• Monday, Nov 19, 2018
  • Last Update : 10:56 am

Imran Khan launches fundraising appeal for dams to avert drought

  • Published at 05:27 pm September 8th, 2018
Pakistan PM Imran Khan
Cricket star-turned-politician Imran Khan, chairman of Pakistan Tehreek-e-Insaf (PTI), speaks after voting in the general election in Islamabad, Pakistan July 25, 2018 Reuters

Khan and his cabinet face a myriad of challenges including a faltering economy, militant extremism, water shortages, and a rapidly growing population negating growth in the developing country

Pakistan's new Prime Minister Imran Khan on Friday launched a fundraising appeal to construct new water storage dams to tackle droughts, warning that the country's current capacity would not last beyond a month.

Official estimates show that by 2025 Pakistan will be facing an "absolute scarcity" of water, with less than 500 cubic metres available per person - just one third of the water available in parched Somalia, according to the UN.

The country has massive Himalayan glaciers, rivers, monsoon rains and floods - but just three major water storage basins, compared with more than a thousand in South Africa or Canada.
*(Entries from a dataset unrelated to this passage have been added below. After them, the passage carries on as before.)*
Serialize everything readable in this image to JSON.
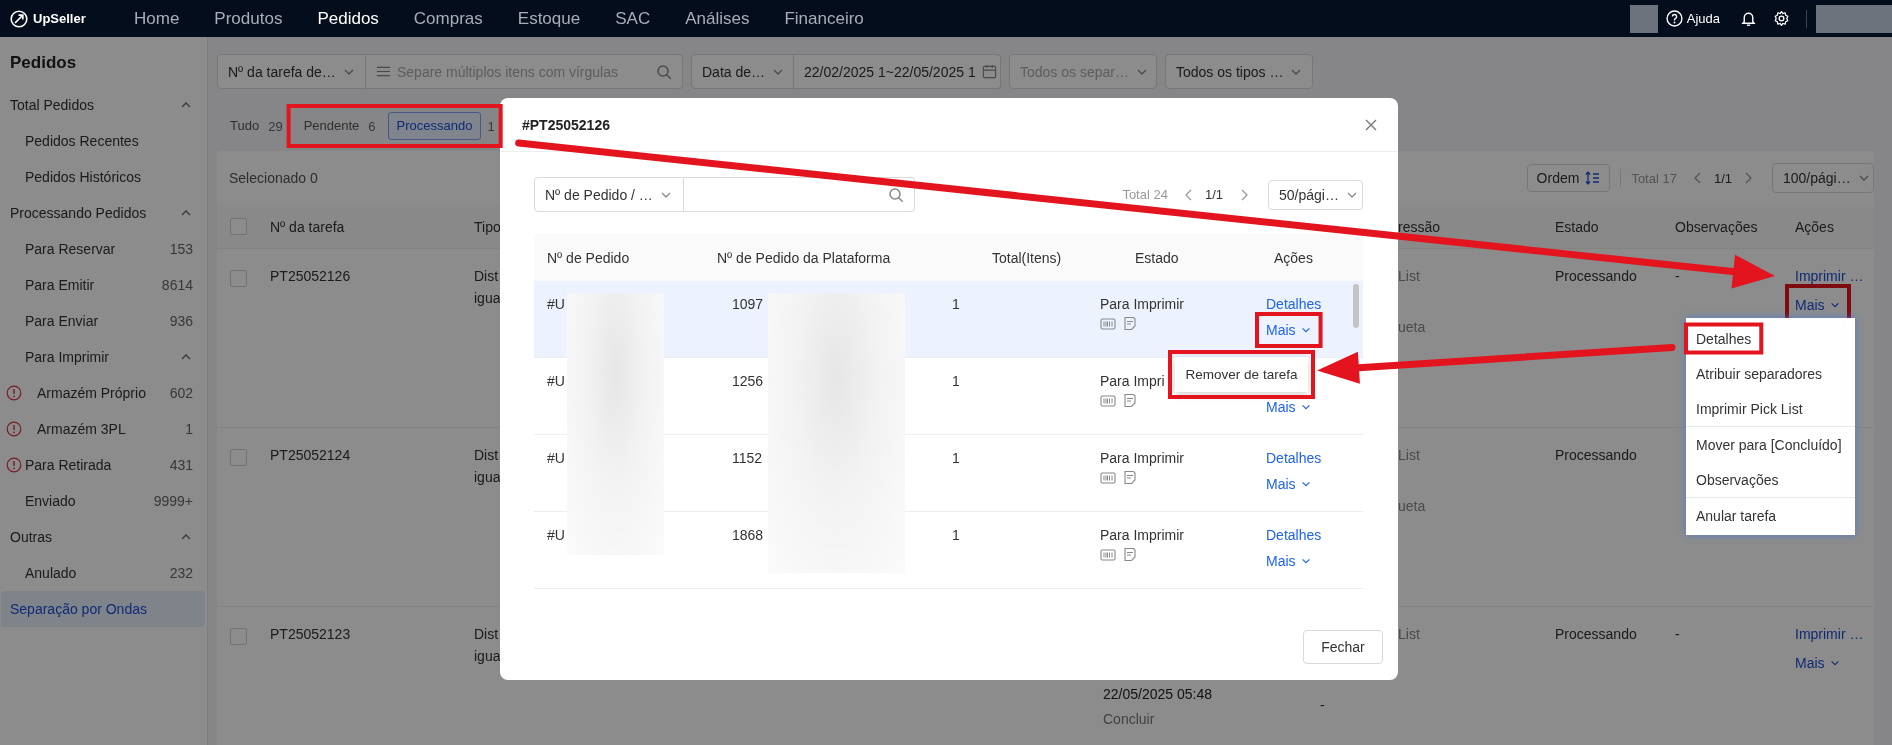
{
  "top_nav": {
    "logo": "UpSeller",
    "items": [
      {
        "label": "Home",
        "selected": false
      },
      {
        "label": "Produtos",
        "selected": false
      },
      {
        "label": "Pedidos",
        "selected": true
      },
      {
        "label": "Compras",
        "selected": false
      },
      {
        "label": "Estoque",
        "selected": false
      },
      {
        "label": "SAC",
        "selected": false
      },
      {
        "label": "Análises",
        "selected": false
      },
      {
        "label": "Financeiro",
        "selected": false
      }
    ],
    "help": "Ajuda"
  },
  "sidebar": {
    "title": "Pedidos",
    "items": [
      {
        "label": "Total Pedidos",
        "expanded": true,
        "selected": false,
        "warning": false,
        "children": [
          {
            "label": "Pedidos Recentes",
            "selected": false,
            "warning": false
          },
          {
            "label": "Pedidos Históricos",
            "selected": false,
            "warning": false
          }
        ]
      },
      {
        "label": "Processando Pedidos",
        "expanded": true,
        "selected": false,
        "warning": false,
        "children": [
          {
            "label": "Para Reservar",
            "count": "153",
            "selected": false,
            "warning": false
          },
          {
            "label": "Para Emitir",
            "count": "8614",
            "selected": false,
            "warning": false
          },
          {
            "label": "Para Enviar",
            "count": "936",
            "selected": false,
            "warning": false
          },
          {
            "label": "Para Imprimir",
            "expanded": true,
            "selected": false,
            "warning": false,
            "children": [
              {
                "label": "Armazém Próprio",
                "count": "602",
                "selected": false,
                "warning": true
              },
              {
                "label": "Armazém 3PL",
                "count": "1",
                "selected": false,
                "warning": true
              }
            ]
          },
          {
            "label": "Para Retirada",
            "count": "431",
            "selected": false,
            "warning": true
          },
          {
            "label": "Enviado",
            "count": "9999+",
            "selected": false,
            "warning": false
          }
        ]
      },
      {
        "label": "Outras",
        "expanded": true,
        "selected": false,
        "warning": false,
        "children": [
          {
            "label": "Anulado",
            "count": "232",
            "selected": false,
            "warning": false
          }
        ]
      },
      {
        "label": "Separação por Ondas",
        "selected": true,
        "warning": false
      }
    ]
  },
  "filters": [
    {
      "kind": "select",
      "value": "Nº da tarefa de…",
      "attached": true
    },
    {
      "kind": "search",
      "placeholder": "Separe múltiplos itens com vírgulas",
      "attached": false
    },
    {
      "kind": "select",
      "value": "Data de…",
      "attached": true
    },
    {
      "kind": "date",
      "value": "22/02/2025 1~22/05/2025 1",
      "attached": false
    },
    {
      "kind": "select",
      "placeholder": "Todos os separ…",
      "attached": false
    },
    {
      "kind": "select",
      "value": "Todos os tipos …",
      "attached": false
    }
  ],
  "status_tabs": [
    {
      "label": "Tudo",
      "count": "29",
      "selected": false,
      "highlighted": false
    },
    {
      "label": "Pendente",
      "count": "6",
      "selected": false,
      "highlighted": true
    },
    {
      "label": "Processando",
      "count": "1",
      "selected": true,
      "highlighted": true
    }
  ],
  "task_table": {
    "toolbar": {
      "selection": "Selecionado 0",
      "sort_button": "Ordem",
      "total": "Total 17",
      "page": "1/1",
      "page_size": "100/pági…"
    },
    "header_checked": false,
    "columns": [
      "Nº da tarefa",
      "Tipo",
      "ressão",
      "Estado",
      "Observações",
      "Ações"
    ],
    "rows": [
      {
        "checked": false,
        "task": "PT25052126",
        "type_lines": [
          "Dist",
          "igua"
        ],
        "print_lines": [
          "List",
          "ueta"
        ],
        "status": "Processando",
        "notes": "-",
        "actions": [
          {
            "kind": "link",
            "label": "Imprimir …",
            "highlighted": false
          },
          {
            "kind": "menu",
            "label": "Mais",
            "highlighted": true
          }
        ]
      },
      {
        "checked": false,
        "task": "PT25052124",
        "type_lines": [
          "Dist",
          "igua"
        ],
        "print_lines": [
          "List",
          "ueta"
        ],
        "status": "Processando"
      },
      {
        "checked": false,
        "task": "PT25052123",
        "type_lines": [
          "Dist",
          "igua"
        ],
        "schedule_lines": [
          "22/05/2025 05:48",
          "Concluir"
        ],
        "print_extra": "-",
        "print_lines": [
          "List"
        ],
        "status": "Processando",
        "notes": "-",
        "actions": [
          {
            "kind": "link",
            "label": "Imprimir …",
            "highlighted": false
          },
          {
            "kind": "menu",
            "label": "Mais",
            "highlighted": false
          }
        ]
      }
    ]
  },
  "modal": {
    "title": "#PT25052126",
    "filter_select": "Nº de Pedido / …",
    "total": "Total 24",
    "page": "1/1",
    "page_size": "50/pági…",
    "columns": [
      "Nº de Pedido",
      "Nº de Pedido da Plataforma",
      "Total(Itens)",
      "Estado",
      "Ações"
    ],
    "rows": [
      {
        "order": "#U",
        "platform": "1097",
        "total": "1",
        "status": "Para Imprimir",
        "hover": true,
        "actions": [
          {
            "kind": "link",
            "label": "Detalhes",
            "highlighted": false
          },
          {
            "kind": "menu",
            "label": "Mais",
            "highlighted": true
          }
        ]
      },
      {
        "order": "#U",
        "platform": "1256",
        "total": "1",
        "status": "Para Impri",
        "hover": false,
        "actions": [
          {
            "kind": "menu",
            "label": "Mais",
            "highlighted": false
          }
        ]
      },
      {
        "order": "#U",
        "platform": "1152",
        "total": "1",
        "status": "Para Imprimir",
        "hover": false,
        "actions": [
          {
            "kind": "link",
            "label": "Detalhes",
            "highlighted": false
          },
          {
            "kind": "menu",
            "label": "Mais",
            "highlighted": false
          }
        ]
      },
      {
        "order": "#U",
        "platform": "1868",
        "total": "1",
        "status": "Para Imprimir",
        "hover": false,
        "actions": [
          {
            "kind": "link",
            "label": "Detalhes",
            "highlighted": false
          },
          {
            "kind": "menu",
            "label": "Mais",
            "highlighted": false
          }
        ]
      }
    ],
    "close_button": "Fechar"
  },
  "row_menu": {
    "items": [
      {
        "label": "Remover de tarefa",
        "highlighted": true
      }
    ]
  },
  "task_menu": {
    "items": [
      {
        "label": "Detalhes",
        "highlighted": true,
        "divider_before": false
      },
      {
        "label": "Atribuir separadores",
        "highlighted": false,
        "divider_before": false
      },
      {
        "label": "Imprimir Pick List",
        "highlighted": false,
        "divider_before": false
      },
      {
        "label": "Mover para [Concluído]",
        "highlighted": false,
        "divider_before": true
      },
      {
        "label": "Observações",
        "highlighted": false,
        "divider_before": false
      },
      {
        "label": "Anular tarefa",
        "highlighted": false,
        "divider_before": true
      }
    ]
  }
}
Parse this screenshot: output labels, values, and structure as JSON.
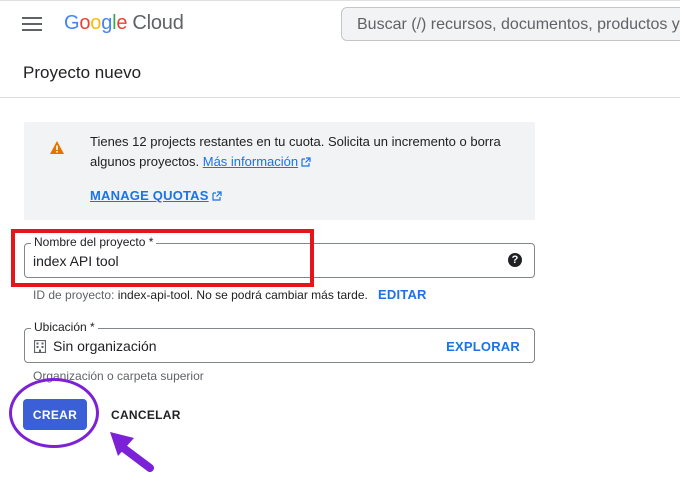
{
  "header": {
    "logo_letters": [
      "G",
      "o",
      "o",
      "g",
      "l",
      "e"
    ],
    "logo_product": "Cloud",
    "search_placeholder": "Buscar (/) recursos, documentos, productos y más"
  },
  "page": {
    "title": "Proyecto nuevo"
  },
  "info_box": {
    "text": "Tienes 12 projects restantes en tu cuota. Solicita un incremento o borra algunos proyectos.",
    "learn_more": "Más información",
    "manage_quotas": "MANAGE QUOTAS"
  },
  "project_name": {
    "label": "Nombre del proyecto *",
    "value": "index API tool",
    "help_icon": "?",
    "hint_prefix": "ID de proyecto:",
    "hint_id": "index-api-tool. No se podrá cambiar más tarde.",
    "edit": "EDITAR"
  },
  "location": {
    "label": "Ubicación *",
    "value": "Sin organización",
    "explore": "EXPLORAR",
    "hint": "Organización o carpeta superior"
  },
  "actions": {
    "create": "CREAR",
    "cancel": "CANCELAR"
  },
  "colors": {
    "accent": "#1a73e8",
    "create_button": "#3b5fd6",
    "highlight_red": "#e6141b",
    "highlight_purple": "#7b22d6",
    "warning": "#e37400"
  },
  "icons": [
    "menu-icon",
    "warning-icon",
    "external-link-icon",
    "help-icon",
    "building-icon",
    "arrow-icon"
  ]
}
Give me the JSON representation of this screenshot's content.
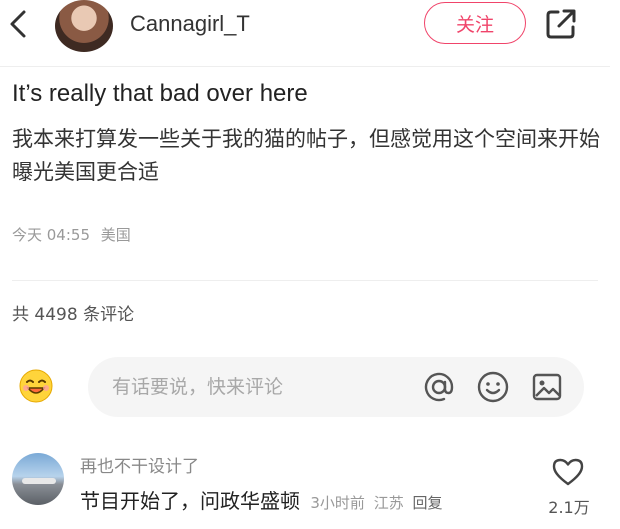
{
  "header": {
    "username": "Cannagirl_T",
    "follow_label": "关注",
    "icons": {
      "back": "chevron-left-icon",
      "share": "share-icon"
    }
  },
  "post": {
    "title": "It’s really that bad over here",
    "body": "我本来打算发一些关于我的猫的帖子，但感觉用这个空间来开始曝光美国更合适",
    "time": "今天 04:55",
    "location": "美国"
  },
  "comments_section": {
    "count_text": "共 4498 条评论",
    "input_placeholder": "有话要说，快来评论",
    "icons": [
      "emoji-sticker-icon",
      "at-icon",
      "smile-icon",
      "image-icon"
    ]
  },
  "comments": [
    {
      "username": "再也不干设计了",
      "text": "节目开始了，问政华盛顿",
      "time": "3小时前",
      "location": "江苏",
      "reply_label": "回复",
      "likes": "2.1万"
    }
  ],
  "colors": {
    "accent": "#f0446a",
    "muted": "#999999",
    "input_bg": "#f5f5f5"
  }
}
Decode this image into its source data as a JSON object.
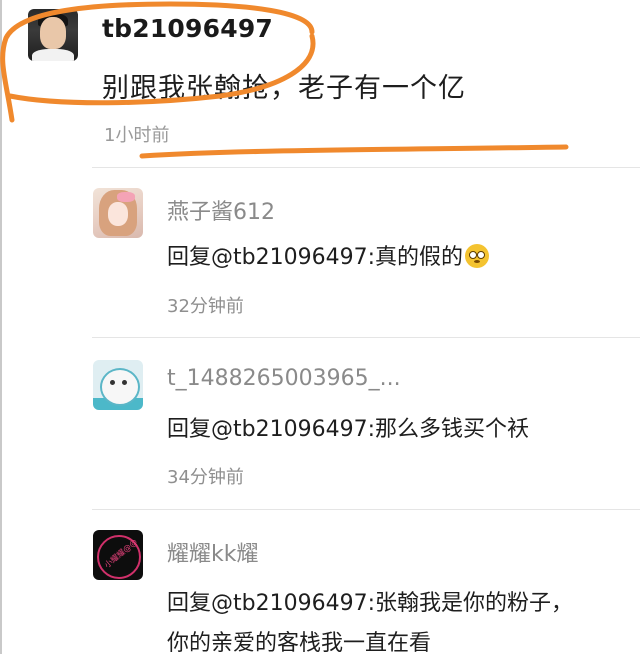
{
  "main_comment": {
    "username": "tb21096497",
    "text": "别跟我张翰抢，老子有一个亿",
    "time": "1小时前",
    "avatar_icon": "user-avatar-man"
  },
  "replies": [
    {
      "username": "燕子酱612",
      "text": "回复@tb21096497:真的假的",
      "emoji": "flushed-face-emoji",
      "time": "32分钟前",
      "avatar_icon": "user-avatar-girl"
    },
    {
      "username": "t_1488265003965_...",
      "text": "回复@tb21096497:那么多钱买个袄",
      "time": "34分钟前",
      "avatar_icon": "user-avatar-seal"
    },
    {
      "username": "耀耀kk耀",
      "text_line1": "回复@tb21096497:张翰我是你的粉子，",
      "text_line2": "你的亲爱的客栈我一直在看",
      "avatar_icon": "user-avatar-dark",
      "avatar_tag": "小耀耀@@"
    }
  ],
  "annotation": {
    "color": "#f0892d"
  }
}
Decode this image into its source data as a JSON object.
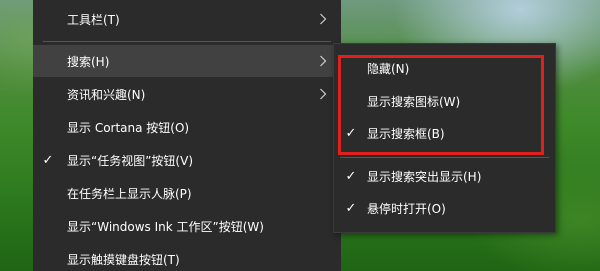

In a televised message, Khan announced the launch of a fund to address shortages, warning that the country has "water storage capacity only for 30 days."

"I appeal to all Pakistanis especially those living abroad to donate generously to the fund," he said.

"Expatriate Pakistanis living in western countries and Europe should donate at least $1,000 to the fund while those engaged in labour and other low-salaried jobs in Middle East and other countries should also contribute according to their financial situation," he added.

The funds will be used to construct dams in northern and northwestern Pakistan, including the massive Diamer-Bhasha hydropower project, which is expected to produce over 4,000 megawatts of electricity on completion in 2023.

Khan and his cabinet face a myriad of challenges including a faltering economy, militant extremism, water shortages, and a rapidly growing population negating growth in the developing country.